Schema thing, but we need the code that uses Schema.pm in a module as well)
3) inability to revert to a previous DB (justdave decided to take out of the CVS
one risky patch because it makes Bugzilla too risky after been commited, and
landfill is practically not usable with it applied - those that ran
checksetup.pl have no way to go back to the previous DB, before the patch with
the schema changes was applied).
4) inability to switch between Bugzillas - for example I run the tip, and I'd
like to go to 2.18-STABLE because it proves to be more stable nowadays (that
HASH error thing is not suitable for production environments). However,
checksetup.pl doesn't know how to transform a tip DB into a 2.18 DB.

So maybe versioning is not the perfect solution. Probably we should aim more
into the lines of having changesets, which can be defined as valid starting with
2.18, or maybe only for the 2.20 branch or something similar. Something to allow
us to revert the DB as well, or to allow us to switch between branches.

I don't know if such thing is possible, or if such design would be easy to
maintain and allow this with the same amount of effort as the current system.
But since myk throw in "let's think about this", I thought that the above might
be useful.

Of course, we might decide to go for a quick-fix for 2.20 and open a new bug
about the rest.
(Assignee)

Updated

13 years ago
Blocks: 290367
"If it's not a regression from 2.18 and it's not a critical problem with
something that's already landed, let's push it off." - Dave
Flags: blocking2.20+
Flags: blocking2.20-
(Assignee)

Updated

13 years ago
Blocks: 291548

Updated

13 years ago
No longer blocks: 286695
(Assignee)

Comment 16

13 years ago
Now that all the blockers are resolved, this bug is resolved. Checksetup has
essentially been re-written to work in the fashion described in comment 5. The
actual implementation of all the individual functions was done in blockers, and
the changes to checksetup were done in bug 285722.

Soon, I will send out an email describing the new functions, with a pointer to
their (usually very detailed) API docs in Bugzilla::DB.

The API docs need a bit of cleanup, but that's bug 290533.
Status: NEW → RESOLVED
Last Resolved: 13 years ago
Resolution: --- → FIXED
(Assignee)

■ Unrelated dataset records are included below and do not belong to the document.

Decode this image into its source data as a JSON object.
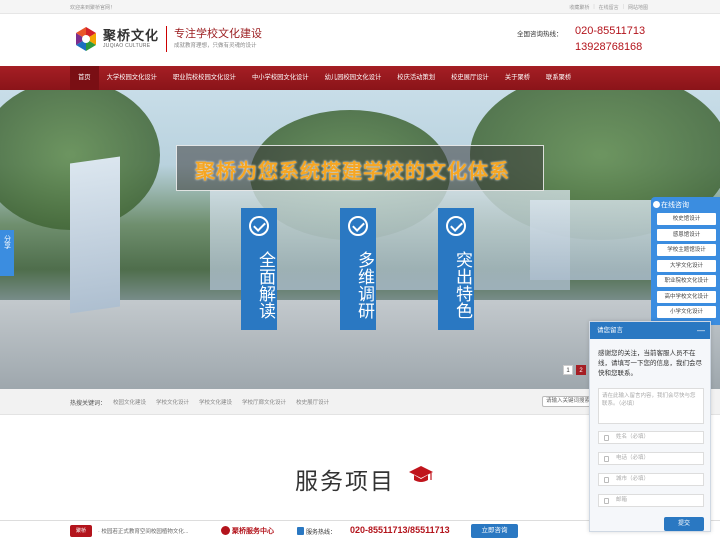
{
  "topbar": {
    "welcome": "欢迎来到聚桥官网！",
    "links": [
      "收藏聚桥",
      "在线留言",
      "网站地图"
    ]
  },
  "header": {
    "logo_cn": "聚桥文化",
    "logo_en": "JUQIAO CULTURE",
    "slogan_main": "专注学校文化建设",
    "slogan_sub": "成就教育理想，只做有灵魂的设计",
    "hotline_label": "全国咨询热线：",
    "hotline_1": "020-85511713",
    "hotline_2": "13928768168"
  },
  "nav": {
    "items": [
      "首页",
      "大学校园文化设计",
      "职业院校校园文化设计",
      "中小学校园文化设计",
      "幼儿园校园文化设计",
      "校庆活动策划",
      "校史展厅设计",
      "关于聚桥",
      "联系聚桥"
    ]
  },
  "banner": {
    "headline": "聚桥为您系统搭建学校的文化体系",
    "pillars": [
      "全面解读",
      "多维调研",
      "突出特色"
    ],
    "slide_dots": [
      "1",
      "2"
    ],
    "share_label": "分享"
  },
  "keywords": {
    "label": "热搜关键词：",
    "items": [
      "校园文化建设",
      "学校文化设计",
      "学校文化建设",
      "学校厅廊文化设计",
      "校史展厅设计"
    ],
    "search_placeholder": "请输入关键词搜索"
  },
  "services": {
    "title": "服务项目"
  },
  "sidebar_menu": {
    "title": "在线咨询",
    "items": [
      "校史馆设计",
      "感恩馆设计",
      "学校主题馆设计",
      "大学文化设计",
      "职业院校文化设计",
      "高中学校文化设计",
      "小学文化设计"
    ]
  },
  "chat": {
    "header": "请您留言",
    "message": "感谢您的关注，当前客服人员不在线，请填写一下您的信息，我们会尽快和您联系。",
    "textarea_placeholder": "请在此输入留言内容，我们会尽快与您联系。（必填）",
    "field_name": "姓名（必填）",
    "field_phone": "电话（必填）",
    "field_city": "城市（必填）",
    "field_email": "邮箱",
    "submit": "提交"
  },
  "footer": {
    "logo_text": "聚桥",
    "news": "· 校园若正式教育空间校园植物文化...",
    "service_center": "聚桥服务中心",
    "phone_label": "服务热线：",
    "phone": "020-85511713/85511713",
    "consult_button": "立即咨询"
  },
  "colors": {
    "brand_red": "#a51e24",
    "accent_blue": "#2a78c2",
    "headline_orange": "#f6a623"
  }
}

Updated

13 years ago
Blocks: 287296
You need to log in before you can comment on or make changes to this bug.